• **Given information**:
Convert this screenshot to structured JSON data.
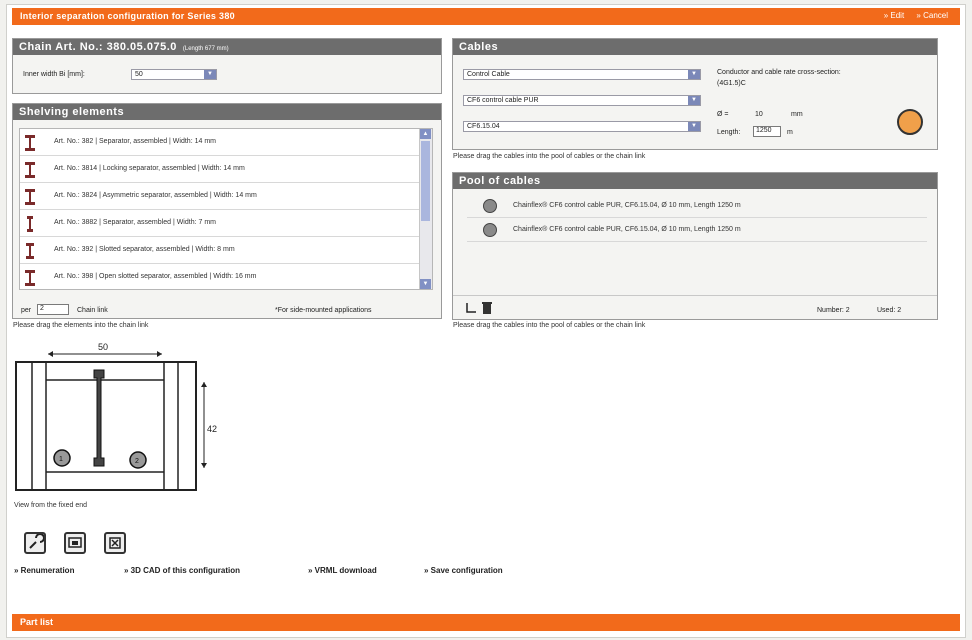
{
  "header": {
    "title": "Interior separation configuration for Series 380",
    "links": [
      "» Edit",
      "» Cancel"
    ]
  },
  "chain": {
    "title": "Chain Art. No.: 380.05.075.0",
    "subtitle": "(Length 677 mm)",
    "inner_width_label": "Inner width Bi [mm]:",
    "inner_width_value": "50"
  },
  "shelving": {
    "title": "Shelving elements",
    "items": [
      "Art. No.: 382  |  Separator, assembled  |  Width: 14 mm",
      "Art. No.: 3814  |  Locking separator, assembled  |  Width: 14 mm",
      "Art. No.: 3824  |  Asymmetric separator, assembled  |  Width: 14 mm",
      "Art. No.: 3882  |  Separator, assembled  |  Width: 7 mm",
      "Art. No.: 392  |  Slotted separator, assembled  |  Width: 8 mm",
      "Art. No.: 398  |  Open slotted separator, assembled  |  Width: 16 mm"
    ],
    "per_label": "per",
    "per_value": "2",
    "chain_link_label": "Chain link",
    "side_note": "*For side-mounted applications",
    "drag_note": "Please drag the elements into the chain link"
  },
  "cables": {
    "title": "Cables",
    "select1": "Control Cable",
    "select2": "CF6 control cable PUR",
    "select3": "CF6.15.04",
    "conductor_label": "Conductor and cable rate cross-section:",
    "conductor_value": "(4G1.5)C",
    "diameter_label": "Ø =",
    "diameter_value": "10",
    "diameter_unit": "mm",
    "length_label": "Length:",
    "length_value": "1250",
    "length_unit": "m",
    "drag_note": "Please drag the cables into the pool of cables or the chain link",
    "cable_color": "#f0a04a"
  },
  "pool": {
    "title": "Pool of cables",
    "items": [
      "Chainflex® CF6 control cable PUR, CF6.15.04, Ø 10 mm, Length 1250 m",
      "Chainflex® CF6 control cable PUR, CF6.15.04, Ø 10 mm, Length 1250 m"
    ],
    "number_label": "Number: 2",
    "used_label": "Used: 2",
    "drag_note": "Please drag the cables into the pool of cables or the chain link"
  },
  "drawing": {
    "width_dim": "50",
    "height_dim": "42",
    "cable1": "1",
    "cable2": "2",
    "caption": "View from the fixed end"
  },
  "actions": {
    "renumeration": "Renumeration",
    "cad": "3D CAD of this configuration",
    "vrml": "VRML download",
    "save": "Save configuration"
  },
  "partlist": {
    "title": "Part list"
  },
  "colors": {
    "accent": "#f26a1b",
    "panel_header": "#6d6d6d"
  }
}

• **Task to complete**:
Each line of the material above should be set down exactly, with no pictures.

• **Solution to the exercise**:
Convert this screenshot to structured JSON data.
{
  "header": {
    "title": "Interior separation configuration for Series 380",
    "links": [
      "» Edit",
      "» Cancel"
    ]
  },
  "chain": {
    "title": "Chain Art. No.: 380.05.075.0",
    "subtitle": "(Length 677 mm)",
    "inner_width_label": "Inner width Bi [mm]:",
    "inner_width_value": "50"
  },
  "shelving": {
    "title": "Shelving elements",
    "items": [
      "Art. No.: 382  |  Separator, assembled  |  Width: 14 mm",
      "Art. No.: 3814  |  Locking separator, assembled  |  Width: 14 mm",
      "Art. No.: 3824  |  Asymmetric separator, assembled  |  Width: 14 mm",
      "Art. No.: 3882  |  Separator, assembled  |  Width: 7 mm",
      "Art. No.: 392  |  Slotted separator, assembled  |  Width: 8 mm",
      "Art. No.: 398  |  Open slotted separator, assembled  |  Width: 16 mm"
    ],
    "per_label": "per",
    "per_value": "2",
    "chain_link_label": "Chain link",
    "side_note": "*For side-mounted applications",
    "drag_note": "Please drag the elements into the chain link"
  },
  "cables": {
    "title": "Cables",
    "select1": "Control Cable",
    "select2": "CF6 control cable PUR",
    "select3": "CF6.15.04",
    "conductor_label": "Conductor and cable rate cross-section:",
    "conductor_value": "(4G1.5)C",
    "diameter_label": "Ø =",
    "diameter_value": "10",
    "diameter_unit": "mm",
    "length_label": "Length:",
    "length_value": "1250",
    "length_unit": "m",
    "drag_note": "Please drag the cables into the pool of cables or the chain link",
    "cable_color": "#f0a04a"
  },
  "pool": {
    "title": "Pool of cables",
    "items": [
      "Chainflex® CF6 control cable PUR, CF6.15.04, Ø 10 mm, Length 1250 m",
      "Chainflex® CF6 control cable PUR, CF6.15.04, Ø 10 mm, Length 1250 m"
    ],
    "number_label": "Number: 2",
    "used_label": "Used: 2",
    "drag_note": "Please drag the cables into the pool of cables or the chain link"
  },
  "drawing": {
    "width_dim": "50",
    "height_dim": "42",
    "cable1": "1",
    "cable2": "2",
    "caption": "View from the fixed end"
  },
  "actions": {
    "renumeration": "Renumeration",
    "cad": "3D CAD of this configuration",
    "vrml": "VRML download",
    "save": "Save configuration"
  },
  "partlist": {
    "title": "Part list"
  },
  "colors": {
    "accent": "#f26a1b",
    "panel_header": "#6d6d6d"
  }
}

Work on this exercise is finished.